In the records, find each line where "icon" occurs, and copy it.

────────────────────────────────────────

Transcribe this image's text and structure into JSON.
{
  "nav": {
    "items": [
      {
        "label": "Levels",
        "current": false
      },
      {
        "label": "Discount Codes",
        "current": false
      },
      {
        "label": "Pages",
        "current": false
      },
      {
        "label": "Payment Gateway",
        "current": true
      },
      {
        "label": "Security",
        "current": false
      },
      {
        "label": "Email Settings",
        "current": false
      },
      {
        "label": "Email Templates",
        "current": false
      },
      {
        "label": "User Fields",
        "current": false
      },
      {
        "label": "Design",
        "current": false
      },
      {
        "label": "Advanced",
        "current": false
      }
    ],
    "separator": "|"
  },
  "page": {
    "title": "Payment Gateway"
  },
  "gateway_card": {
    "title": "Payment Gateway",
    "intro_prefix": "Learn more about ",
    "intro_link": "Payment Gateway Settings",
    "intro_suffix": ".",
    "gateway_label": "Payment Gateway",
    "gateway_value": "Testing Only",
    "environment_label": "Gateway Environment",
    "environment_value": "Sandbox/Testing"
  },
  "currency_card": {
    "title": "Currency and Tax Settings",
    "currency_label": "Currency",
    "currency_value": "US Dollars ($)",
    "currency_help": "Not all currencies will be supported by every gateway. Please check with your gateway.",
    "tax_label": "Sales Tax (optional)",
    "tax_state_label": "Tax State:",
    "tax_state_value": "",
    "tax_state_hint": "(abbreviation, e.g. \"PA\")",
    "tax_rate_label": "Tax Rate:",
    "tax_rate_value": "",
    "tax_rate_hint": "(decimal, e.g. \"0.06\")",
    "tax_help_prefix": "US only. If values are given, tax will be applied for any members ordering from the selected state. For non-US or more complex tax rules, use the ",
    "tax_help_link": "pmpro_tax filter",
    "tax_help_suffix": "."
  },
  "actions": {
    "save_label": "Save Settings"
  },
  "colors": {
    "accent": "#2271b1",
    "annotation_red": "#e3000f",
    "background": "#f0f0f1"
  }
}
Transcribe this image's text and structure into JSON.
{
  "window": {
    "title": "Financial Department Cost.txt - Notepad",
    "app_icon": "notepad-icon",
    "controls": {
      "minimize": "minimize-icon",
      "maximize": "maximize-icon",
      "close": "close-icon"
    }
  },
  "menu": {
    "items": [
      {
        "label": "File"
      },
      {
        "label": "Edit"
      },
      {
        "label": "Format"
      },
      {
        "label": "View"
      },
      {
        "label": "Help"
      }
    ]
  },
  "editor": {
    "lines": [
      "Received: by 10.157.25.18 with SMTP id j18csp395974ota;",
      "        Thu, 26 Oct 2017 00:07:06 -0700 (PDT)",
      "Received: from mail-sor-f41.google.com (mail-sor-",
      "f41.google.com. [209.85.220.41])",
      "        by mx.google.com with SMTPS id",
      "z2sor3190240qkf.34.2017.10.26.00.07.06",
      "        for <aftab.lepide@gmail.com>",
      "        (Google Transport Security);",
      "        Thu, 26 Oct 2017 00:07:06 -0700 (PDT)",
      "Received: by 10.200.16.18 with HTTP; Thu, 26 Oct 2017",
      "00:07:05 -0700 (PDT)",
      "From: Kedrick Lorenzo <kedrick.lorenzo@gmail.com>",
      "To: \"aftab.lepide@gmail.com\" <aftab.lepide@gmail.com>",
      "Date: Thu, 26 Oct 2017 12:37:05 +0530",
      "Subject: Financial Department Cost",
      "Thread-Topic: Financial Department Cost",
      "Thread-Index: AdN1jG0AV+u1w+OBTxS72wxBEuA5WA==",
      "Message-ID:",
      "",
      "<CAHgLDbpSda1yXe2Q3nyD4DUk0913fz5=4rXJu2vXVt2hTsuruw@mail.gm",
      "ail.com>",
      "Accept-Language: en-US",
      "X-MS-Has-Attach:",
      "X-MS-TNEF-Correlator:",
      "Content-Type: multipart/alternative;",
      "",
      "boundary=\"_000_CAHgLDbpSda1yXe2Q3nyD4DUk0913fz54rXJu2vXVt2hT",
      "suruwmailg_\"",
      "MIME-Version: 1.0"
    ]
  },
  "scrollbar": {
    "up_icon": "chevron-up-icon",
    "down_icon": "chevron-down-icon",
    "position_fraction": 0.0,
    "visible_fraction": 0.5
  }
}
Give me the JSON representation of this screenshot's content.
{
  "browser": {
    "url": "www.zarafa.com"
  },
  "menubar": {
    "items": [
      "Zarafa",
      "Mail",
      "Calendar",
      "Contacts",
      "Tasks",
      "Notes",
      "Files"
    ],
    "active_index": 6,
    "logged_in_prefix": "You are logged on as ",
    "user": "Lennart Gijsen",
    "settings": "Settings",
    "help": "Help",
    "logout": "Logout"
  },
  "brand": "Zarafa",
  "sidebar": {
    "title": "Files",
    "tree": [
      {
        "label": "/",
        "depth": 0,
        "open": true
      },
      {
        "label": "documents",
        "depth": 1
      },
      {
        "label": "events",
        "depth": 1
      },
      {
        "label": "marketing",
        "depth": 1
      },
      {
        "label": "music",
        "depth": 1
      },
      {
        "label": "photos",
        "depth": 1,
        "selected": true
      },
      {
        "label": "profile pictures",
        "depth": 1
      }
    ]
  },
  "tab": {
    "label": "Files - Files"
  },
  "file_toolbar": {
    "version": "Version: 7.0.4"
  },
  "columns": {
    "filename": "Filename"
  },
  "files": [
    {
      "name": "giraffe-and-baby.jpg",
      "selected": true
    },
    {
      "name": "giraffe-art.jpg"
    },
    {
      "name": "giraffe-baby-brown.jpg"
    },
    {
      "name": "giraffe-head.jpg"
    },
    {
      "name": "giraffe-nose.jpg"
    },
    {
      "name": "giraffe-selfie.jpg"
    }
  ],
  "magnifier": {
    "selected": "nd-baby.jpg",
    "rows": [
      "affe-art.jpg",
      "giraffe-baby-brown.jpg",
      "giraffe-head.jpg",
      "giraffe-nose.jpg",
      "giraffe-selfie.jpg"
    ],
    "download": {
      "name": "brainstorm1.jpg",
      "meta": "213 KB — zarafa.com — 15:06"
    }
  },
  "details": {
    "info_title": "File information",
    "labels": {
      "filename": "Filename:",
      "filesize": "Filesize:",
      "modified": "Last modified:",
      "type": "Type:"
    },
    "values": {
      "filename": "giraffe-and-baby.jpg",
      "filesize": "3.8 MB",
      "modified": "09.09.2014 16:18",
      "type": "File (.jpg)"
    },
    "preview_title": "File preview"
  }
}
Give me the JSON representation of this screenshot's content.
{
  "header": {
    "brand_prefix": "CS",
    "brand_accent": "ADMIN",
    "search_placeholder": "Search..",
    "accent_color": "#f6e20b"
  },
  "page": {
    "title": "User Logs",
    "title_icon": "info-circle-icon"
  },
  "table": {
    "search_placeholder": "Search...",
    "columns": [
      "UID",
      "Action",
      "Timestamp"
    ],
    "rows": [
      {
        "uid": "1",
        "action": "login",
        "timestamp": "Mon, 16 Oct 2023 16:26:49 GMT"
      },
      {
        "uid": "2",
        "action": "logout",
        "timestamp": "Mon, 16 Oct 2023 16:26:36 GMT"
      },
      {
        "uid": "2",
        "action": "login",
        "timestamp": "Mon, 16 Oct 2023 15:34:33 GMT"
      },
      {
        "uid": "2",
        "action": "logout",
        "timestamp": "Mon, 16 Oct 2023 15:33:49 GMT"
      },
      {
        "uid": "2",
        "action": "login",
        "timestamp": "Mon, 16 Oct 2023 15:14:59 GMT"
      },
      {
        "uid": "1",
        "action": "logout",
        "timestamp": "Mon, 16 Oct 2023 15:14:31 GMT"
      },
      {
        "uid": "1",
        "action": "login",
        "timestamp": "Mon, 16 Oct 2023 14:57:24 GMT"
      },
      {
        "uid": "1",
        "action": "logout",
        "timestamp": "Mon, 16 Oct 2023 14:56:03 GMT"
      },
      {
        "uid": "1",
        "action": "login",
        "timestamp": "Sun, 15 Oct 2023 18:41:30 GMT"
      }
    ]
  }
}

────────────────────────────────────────

### Exercise solution:
    "app_icon": "notepad-icon",
      "minimize": "minimize-icon",
      "maximize": "maximize-icon",
      "close": "close-icon"
    "up_icon": "chevron-up-icon",
    "down_icon": "chevron-down-icon",
    "title_icon": "info-circle-icon"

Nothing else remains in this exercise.